-------- Input
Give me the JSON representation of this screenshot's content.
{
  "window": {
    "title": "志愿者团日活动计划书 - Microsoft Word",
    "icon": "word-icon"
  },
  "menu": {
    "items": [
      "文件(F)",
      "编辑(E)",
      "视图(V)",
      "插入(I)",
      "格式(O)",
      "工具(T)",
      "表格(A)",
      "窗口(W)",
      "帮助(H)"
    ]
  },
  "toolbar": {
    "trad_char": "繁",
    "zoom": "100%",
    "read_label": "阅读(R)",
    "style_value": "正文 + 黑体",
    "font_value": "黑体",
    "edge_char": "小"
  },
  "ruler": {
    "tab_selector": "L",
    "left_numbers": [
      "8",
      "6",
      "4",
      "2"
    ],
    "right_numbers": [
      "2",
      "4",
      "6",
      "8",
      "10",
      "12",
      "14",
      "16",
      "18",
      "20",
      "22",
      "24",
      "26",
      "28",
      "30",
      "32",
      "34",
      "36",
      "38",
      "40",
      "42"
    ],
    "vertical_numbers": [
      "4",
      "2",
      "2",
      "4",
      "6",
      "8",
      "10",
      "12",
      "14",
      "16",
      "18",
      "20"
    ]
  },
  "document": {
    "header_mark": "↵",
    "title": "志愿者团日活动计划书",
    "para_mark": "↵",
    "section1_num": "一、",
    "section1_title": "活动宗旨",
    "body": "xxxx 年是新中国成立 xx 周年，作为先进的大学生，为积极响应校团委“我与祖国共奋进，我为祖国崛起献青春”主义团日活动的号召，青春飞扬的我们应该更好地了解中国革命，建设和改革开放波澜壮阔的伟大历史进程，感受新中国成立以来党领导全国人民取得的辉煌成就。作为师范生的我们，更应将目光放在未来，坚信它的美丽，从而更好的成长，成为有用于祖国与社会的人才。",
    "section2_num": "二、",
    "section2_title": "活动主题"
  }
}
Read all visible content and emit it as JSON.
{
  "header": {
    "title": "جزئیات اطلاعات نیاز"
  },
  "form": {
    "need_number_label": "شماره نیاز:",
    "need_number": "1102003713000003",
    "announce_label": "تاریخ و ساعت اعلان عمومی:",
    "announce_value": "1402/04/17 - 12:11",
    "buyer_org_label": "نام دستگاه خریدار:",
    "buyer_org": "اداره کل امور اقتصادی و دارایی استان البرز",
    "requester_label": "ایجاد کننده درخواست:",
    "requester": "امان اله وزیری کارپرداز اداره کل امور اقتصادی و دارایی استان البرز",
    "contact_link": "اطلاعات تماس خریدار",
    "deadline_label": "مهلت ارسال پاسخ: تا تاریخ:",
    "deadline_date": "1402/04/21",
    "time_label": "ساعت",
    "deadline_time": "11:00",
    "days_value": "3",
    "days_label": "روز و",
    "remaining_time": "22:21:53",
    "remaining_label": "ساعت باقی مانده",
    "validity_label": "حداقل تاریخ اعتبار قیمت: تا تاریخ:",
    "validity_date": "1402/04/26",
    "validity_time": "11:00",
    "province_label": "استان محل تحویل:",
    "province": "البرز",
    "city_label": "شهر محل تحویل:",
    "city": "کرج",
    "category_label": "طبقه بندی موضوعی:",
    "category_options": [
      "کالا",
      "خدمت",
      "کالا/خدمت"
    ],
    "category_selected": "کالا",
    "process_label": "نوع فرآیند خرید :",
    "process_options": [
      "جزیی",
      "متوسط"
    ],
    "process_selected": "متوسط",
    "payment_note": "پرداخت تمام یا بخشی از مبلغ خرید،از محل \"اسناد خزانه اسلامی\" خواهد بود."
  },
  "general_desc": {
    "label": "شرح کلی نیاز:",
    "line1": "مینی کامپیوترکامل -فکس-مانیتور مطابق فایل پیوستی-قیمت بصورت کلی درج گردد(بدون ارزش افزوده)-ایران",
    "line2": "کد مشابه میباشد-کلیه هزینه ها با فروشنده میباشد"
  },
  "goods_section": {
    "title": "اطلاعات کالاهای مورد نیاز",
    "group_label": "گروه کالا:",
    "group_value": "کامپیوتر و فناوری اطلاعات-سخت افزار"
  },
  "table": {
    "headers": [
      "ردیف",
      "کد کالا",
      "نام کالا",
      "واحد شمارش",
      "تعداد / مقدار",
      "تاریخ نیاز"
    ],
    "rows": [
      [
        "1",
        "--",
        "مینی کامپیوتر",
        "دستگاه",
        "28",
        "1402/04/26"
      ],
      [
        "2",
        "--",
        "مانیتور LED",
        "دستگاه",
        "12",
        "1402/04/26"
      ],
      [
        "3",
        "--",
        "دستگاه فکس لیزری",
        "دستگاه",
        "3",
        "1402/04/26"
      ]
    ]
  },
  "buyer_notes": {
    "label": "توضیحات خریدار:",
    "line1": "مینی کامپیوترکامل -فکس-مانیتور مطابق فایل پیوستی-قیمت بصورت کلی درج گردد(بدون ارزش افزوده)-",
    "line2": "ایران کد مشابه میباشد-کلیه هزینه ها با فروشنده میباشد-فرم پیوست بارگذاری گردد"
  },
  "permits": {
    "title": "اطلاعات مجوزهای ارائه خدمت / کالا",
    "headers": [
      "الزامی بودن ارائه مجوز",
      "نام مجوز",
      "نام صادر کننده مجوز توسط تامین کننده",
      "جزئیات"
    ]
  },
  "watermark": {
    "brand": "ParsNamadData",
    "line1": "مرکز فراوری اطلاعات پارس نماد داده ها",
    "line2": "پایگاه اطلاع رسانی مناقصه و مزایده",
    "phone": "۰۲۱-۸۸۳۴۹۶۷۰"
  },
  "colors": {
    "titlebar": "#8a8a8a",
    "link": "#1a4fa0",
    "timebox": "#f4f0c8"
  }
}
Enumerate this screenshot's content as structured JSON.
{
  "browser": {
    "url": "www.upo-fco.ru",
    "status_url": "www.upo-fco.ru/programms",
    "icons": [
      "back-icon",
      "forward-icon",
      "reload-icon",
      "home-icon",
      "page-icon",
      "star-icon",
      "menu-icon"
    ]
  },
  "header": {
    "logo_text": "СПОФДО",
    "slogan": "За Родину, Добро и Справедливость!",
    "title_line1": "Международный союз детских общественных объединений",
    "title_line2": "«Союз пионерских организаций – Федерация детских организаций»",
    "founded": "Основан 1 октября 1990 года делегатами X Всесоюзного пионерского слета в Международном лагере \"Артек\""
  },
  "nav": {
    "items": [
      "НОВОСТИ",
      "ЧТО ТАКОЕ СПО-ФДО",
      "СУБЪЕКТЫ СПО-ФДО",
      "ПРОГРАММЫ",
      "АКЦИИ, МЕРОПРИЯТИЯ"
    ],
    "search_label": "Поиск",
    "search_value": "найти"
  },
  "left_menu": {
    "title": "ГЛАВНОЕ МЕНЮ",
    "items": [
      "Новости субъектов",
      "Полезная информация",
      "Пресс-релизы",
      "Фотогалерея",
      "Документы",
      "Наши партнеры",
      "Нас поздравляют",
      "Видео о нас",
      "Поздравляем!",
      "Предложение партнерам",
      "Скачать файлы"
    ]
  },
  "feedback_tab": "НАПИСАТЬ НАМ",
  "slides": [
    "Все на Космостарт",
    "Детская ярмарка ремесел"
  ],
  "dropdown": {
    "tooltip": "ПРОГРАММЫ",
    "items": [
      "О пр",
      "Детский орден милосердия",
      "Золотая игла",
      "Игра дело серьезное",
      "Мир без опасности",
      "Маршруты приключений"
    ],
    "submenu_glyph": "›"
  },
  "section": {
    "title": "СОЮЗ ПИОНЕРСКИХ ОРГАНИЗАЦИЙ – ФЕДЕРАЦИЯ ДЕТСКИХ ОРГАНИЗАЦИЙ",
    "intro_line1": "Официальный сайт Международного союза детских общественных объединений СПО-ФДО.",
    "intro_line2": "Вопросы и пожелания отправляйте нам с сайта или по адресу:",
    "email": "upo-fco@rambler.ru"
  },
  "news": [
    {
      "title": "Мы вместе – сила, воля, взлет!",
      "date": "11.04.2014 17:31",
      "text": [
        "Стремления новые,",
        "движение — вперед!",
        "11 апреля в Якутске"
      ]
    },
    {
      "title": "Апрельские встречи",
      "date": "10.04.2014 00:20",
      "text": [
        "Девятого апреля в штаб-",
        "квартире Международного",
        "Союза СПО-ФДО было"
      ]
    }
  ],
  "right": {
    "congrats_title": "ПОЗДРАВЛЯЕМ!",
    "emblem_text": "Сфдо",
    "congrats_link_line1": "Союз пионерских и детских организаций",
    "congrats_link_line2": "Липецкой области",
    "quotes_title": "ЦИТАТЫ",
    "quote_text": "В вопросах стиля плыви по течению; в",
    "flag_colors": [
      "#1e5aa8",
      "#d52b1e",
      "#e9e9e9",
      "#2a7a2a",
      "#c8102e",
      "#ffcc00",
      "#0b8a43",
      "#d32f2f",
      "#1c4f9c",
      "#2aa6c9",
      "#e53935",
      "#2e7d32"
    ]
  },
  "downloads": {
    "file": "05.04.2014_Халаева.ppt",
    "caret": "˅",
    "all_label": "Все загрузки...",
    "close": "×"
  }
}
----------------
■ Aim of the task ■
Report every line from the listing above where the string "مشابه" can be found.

■ Written response ■
    "line2": "کد مشابه میباشد-کلیه هزینه ها با فروشنده میباشد"
    "line2": "ایران کد مشابه میباشد-کلیه هزینه ها با فروشنده میباشد-فرم پیوست بارگذاری گردد"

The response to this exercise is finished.